──────── The data ────────

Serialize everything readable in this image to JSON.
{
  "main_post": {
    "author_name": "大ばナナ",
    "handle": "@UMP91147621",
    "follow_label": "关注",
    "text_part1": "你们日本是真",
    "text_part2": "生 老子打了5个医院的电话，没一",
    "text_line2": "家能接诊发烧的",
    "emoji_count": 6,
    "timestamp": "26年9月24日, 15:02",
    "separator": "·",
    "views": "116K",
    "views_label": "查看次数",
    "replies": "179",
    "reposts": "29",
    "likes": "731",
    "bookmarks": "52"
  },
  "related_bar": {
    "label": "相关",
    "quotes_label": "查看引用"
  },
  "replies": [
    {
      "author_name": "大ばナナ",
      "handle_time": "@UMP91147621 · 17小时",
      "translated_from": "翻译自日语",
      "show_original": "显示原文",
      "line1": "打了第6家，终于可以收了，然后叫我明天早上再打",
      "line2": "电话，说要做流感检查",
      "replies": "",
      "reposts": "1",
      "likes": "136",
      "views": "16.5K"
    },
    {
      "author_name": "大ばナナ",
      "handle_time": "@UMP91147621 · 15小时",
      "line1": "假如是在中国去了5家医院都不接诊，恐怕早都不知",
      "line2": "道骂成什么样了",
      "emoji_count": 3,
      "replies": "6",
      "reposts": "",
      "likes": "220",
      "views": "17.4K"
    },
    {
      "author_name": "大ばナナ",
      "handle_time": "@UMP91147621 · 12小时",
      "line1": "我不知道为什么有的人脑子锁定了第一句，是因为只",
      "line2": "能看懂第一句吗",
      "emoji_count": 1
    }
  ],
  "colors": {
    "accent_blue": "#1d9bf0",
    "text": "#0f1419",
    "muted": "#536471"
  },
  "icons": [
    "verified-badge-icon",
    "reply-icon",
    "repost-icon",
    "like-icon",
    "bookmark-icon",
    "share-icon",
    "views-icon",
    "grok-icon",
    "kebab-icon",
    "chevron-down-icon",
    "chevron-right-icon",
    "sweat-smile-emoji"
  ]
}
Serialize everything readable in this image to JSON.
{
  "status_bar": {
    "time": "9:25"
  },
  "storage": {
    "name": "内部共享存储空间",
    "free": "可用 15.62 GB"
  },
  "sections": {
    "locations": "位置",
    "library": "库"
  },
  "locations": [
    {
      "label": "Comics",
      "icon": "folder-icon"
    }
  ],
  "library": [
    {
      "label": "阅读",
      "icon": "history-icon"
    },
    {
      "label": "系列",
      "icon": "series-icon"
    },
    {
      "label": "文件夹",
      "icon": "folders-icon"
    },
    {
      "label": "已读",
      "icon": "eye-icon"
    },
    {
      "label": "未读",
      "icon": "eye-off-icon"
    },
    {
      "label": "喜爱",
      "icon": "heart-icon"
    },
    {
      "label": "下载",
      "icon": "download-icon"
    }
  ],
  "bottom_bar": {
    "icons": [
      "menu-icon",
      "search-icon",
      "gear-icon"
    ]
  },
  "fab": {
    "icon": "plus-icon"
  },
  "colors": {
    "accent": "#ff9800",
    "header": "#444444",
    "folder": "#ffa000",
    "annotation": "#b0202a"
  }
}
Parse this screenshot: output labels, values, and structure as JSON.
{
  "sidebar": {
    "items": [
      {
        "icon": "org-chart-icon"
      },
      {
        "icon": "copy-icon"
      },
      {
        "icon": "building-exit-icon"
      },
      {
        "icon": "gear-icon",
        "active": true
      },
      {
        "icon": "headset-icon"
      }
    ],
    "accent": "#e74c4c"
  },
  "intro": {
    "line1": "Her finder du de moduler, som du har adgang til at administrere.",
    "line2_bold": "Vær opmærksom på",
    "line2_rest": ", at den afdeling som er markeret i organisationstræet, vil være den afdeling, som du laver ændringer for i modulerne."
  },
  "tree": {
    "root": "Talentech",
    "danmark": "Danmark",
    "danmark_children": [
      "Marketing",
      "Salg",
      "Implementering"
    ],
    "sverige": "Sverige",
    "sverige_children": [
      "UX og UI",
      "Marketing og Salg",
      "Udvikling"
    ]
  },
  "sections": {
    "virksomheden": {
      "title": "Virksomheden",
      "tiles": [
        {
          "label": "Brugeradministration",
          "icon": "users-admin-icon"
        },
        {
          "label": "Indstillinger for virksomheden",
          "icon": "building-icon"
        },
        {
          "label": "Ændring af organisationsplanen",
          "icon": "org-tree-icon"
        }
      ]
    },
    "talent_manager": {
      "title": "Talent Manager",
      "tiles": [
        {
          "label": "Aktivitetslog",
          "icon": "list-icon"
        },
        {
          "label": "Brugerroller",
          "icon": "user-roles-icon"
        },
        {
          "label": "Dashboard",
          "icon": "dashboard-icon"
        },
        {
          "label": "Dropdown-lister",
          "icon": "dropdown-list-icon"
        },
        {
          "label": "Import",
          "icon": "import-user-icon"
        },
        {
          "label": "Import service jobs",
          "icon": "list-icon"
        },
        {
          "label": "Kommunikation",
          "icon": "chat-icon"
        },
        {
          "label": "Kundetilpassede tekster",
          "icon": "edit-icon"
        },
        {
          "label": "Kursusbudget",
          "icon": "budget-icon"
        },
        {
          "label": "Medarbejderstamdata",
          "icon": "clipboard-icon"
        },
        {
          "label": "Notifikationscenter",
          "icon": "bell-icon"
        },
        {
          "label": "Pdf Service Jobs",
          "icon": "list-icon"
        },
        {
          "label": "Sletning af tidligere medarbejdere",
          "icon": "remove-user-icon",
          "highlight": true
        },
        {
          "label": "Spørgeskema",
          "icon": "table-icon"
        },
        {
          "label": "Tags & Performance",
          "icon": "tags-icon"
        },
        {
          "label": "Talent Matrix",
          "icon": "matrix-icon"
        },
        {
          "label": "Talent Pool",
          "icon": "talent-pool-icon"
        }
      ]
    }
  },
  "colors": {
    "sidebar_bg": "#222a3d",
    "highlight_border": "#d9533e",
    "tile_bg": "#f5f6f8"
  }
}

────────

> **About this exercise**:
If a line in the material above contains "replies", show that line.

> **Solved problem**:
    "replies": "179",
  "replies": [
      "replies": "",
      "replies": "6",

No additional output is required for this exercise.